- _Work to complete_
Your answer should be one number: how many lines of the data include the string "JSON"?

- _Source data_
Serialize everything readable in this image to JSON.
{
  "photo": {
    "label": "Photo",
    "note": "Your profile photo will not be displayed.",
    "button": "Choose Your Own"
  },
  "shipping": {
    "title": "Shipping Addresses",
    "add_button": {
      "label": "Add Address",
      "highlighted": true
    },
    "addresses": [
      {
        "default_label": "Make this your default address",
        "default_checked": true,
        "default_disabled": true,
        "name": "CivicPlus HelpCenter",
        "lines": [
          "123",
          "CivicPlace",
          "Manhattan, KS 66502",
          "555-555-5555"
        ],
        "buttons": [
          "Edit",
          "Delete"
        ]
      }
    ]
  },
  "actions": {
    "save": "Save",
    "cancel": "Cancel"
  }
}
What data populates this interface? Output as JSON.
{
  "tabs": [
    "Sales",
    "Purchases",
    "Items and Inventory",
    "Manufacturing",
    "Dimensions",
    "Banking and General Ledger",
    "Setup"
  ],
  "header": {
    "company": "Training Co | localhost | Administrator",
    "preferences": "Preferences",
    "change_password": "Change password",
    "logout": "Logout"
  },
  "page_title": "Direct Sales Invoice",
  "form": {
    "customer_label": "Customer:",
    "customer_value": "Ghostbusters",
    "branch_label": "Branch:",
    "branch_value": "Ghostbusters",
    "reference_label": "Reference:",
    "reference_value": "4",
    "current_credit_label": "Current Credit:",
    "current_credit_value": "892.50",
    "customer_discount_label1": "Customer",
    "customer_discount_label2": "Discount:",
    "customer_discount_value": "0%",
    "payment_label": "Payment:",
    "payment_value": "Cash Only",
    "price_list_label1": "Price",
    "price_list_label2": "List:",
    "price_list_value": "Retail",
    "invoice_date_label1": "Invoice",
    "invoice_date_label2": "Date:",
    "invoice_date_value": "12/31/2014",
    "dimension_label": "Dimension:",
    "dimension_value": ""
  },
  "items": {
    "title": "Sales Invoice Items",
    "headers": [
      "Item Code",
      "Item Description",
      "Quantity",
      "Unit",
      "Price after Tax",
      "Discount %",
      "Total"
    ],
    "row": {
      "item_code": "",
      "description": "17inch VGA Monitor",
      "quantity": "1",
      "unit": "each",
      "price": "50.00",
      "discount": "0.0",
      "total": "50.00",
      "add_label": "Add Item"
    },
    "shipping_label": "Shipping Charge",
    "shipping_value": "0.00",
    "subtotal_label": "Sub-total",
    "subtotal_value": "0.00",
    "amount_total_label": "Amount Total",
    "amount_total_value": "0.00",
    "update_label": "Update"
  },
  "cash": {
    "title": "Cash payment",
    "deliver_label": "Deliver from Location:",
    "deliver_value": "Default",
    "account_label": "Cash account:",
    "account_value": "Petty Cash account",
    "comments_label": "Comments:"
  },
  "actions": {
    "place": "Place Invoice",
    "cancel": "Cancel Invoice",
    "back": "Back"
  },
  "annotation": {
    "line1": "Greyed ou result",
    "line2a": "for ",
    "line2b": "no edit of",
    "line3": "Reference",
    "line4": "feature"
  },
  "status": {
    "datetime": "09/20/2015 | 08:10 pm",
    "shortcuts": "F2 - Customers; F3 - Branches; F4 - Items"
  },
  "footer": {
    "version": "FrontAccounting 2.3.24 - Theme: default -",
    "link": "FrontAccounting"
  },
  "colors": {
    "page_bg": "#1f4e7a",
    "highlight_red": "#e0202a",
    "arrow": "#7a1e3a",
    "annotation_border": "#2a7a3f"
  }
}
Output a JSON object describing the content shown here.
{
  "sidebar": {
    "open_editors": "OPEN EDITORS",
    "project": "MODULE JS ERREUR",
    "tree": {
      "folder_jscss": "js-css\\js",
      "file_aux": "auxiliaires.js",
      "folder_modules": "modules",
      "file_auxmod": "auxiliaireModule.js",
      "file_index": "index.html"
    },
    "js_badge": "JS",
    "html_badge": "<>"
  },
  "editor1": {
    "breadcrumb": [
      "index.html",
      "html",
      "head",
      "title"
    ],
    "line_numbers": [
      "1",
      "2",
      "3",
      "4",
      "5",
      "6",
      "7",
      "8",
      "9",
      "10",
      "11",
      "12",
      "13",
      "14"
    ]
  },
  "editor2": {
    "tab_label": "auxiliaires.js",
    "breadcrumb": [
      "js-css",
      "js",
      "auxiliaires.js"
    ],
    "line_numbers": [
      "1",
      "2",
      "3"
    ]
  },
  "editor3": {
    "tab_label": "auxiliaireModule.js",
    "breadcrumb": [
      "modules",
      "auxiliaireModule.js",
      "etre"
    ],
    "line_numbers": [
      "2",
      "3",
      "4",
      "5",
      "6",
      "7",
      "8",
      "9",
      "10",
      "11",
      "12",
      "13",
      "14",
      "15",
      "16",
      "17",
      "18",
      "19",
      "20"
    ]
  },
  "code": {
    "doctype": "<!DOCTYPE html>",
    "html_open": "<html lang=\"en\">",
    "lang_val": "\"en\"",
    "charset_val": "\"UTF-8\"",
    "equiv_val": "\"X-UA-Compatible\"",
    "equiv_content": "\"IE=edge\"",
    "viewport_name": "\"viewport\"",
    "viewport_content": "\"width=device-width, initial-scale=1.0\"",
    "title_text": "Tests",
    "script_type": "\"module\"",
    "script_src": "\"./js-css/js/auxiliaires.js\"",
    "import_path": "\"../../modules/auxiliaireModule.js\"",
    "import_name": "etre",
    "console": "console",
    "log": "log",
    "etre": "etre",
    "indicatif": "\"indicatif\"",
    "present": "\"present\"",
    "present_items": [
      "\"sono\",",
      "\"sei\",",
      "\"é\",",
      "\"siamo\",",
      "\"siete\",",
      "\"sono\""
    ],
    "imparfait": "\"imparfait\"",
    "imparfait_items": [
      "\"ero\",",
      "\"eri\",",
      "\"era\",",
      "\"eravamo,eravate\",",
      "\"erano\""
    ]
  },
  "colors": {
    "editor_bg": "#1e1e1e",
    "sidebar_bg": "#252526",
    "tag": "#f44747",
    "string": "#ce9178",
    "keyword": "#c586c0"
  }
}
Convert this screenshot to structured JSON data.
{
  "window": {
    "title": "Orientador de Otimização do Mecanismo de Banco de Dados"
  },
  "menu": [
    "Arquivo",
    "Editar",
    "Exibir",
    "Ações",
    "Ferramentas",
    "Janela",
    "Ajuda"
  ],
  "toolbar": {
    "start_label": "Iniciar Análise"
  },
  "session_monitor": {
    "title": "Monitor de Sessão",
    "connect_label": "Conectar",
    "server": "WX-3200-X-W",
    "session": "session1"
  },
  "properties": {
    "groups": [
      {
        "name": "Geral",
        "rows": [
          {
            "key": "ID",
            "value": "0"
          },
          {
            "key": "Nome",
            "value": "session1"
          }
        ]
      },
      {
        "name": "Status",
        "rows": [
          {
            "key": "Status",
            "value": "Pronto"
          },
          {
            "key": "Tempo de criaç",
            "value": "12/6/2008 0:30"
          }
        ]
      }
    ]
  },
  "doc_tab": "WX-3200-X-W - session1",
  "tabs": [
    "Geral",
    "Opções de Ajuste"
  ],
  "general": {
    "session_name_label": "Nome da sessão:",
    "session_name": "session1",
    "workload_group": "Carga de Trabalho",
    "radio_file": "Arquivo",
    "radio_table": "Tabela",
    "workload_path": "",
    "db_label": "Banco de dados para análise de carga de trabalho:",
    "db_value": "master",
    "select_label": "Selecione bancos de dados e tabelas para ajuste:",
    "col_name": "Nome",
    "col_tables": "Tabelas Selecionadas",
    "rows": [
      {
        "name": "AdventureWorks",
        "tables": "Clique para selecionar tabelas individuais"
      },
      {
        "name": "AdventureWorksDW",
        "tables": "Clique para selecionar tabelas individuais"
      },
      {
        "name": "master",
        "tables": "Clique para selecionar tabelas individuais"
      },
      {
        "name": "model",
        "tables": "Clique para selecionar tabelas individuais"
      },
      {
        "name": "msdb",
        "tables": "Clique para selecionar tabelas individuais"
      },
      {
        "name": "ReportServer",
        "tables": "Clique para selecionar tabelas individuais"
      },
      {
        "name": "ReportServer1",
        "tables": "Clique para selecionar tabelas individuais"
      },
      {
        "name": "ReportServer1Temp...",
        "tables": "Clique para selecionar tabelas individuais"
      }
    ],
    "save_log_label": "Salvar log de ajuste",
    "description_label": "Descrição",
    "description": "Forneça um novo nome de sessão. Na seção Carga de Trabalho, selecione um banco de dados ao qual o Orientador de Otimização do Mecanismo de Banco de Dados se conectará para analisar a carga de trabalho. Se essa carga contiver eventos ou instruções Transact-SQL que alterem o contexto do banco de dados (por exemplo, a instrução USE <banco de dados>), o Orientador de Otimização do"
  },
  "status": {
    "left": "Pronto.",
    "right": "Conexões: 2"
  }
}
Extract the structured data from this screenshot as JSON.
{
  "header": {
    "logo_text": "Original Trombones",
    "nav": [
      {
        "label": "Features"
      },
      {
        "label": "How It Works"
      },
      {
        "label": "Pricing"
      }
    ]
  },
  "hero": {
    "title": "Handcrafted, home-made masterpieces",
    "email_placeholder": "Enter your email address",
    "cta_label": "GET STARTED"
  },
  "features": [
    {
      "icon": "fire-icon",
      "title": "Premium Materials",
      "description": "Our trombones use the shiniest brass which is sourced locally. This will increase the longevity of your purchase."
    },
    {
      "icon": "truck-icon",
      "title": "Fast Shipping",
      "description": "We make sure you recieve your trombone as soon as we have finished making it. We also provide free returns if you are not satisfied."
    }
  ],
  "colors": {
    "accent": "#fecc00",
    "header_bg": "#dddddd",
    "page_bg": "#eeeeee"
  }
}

- _Written response_
5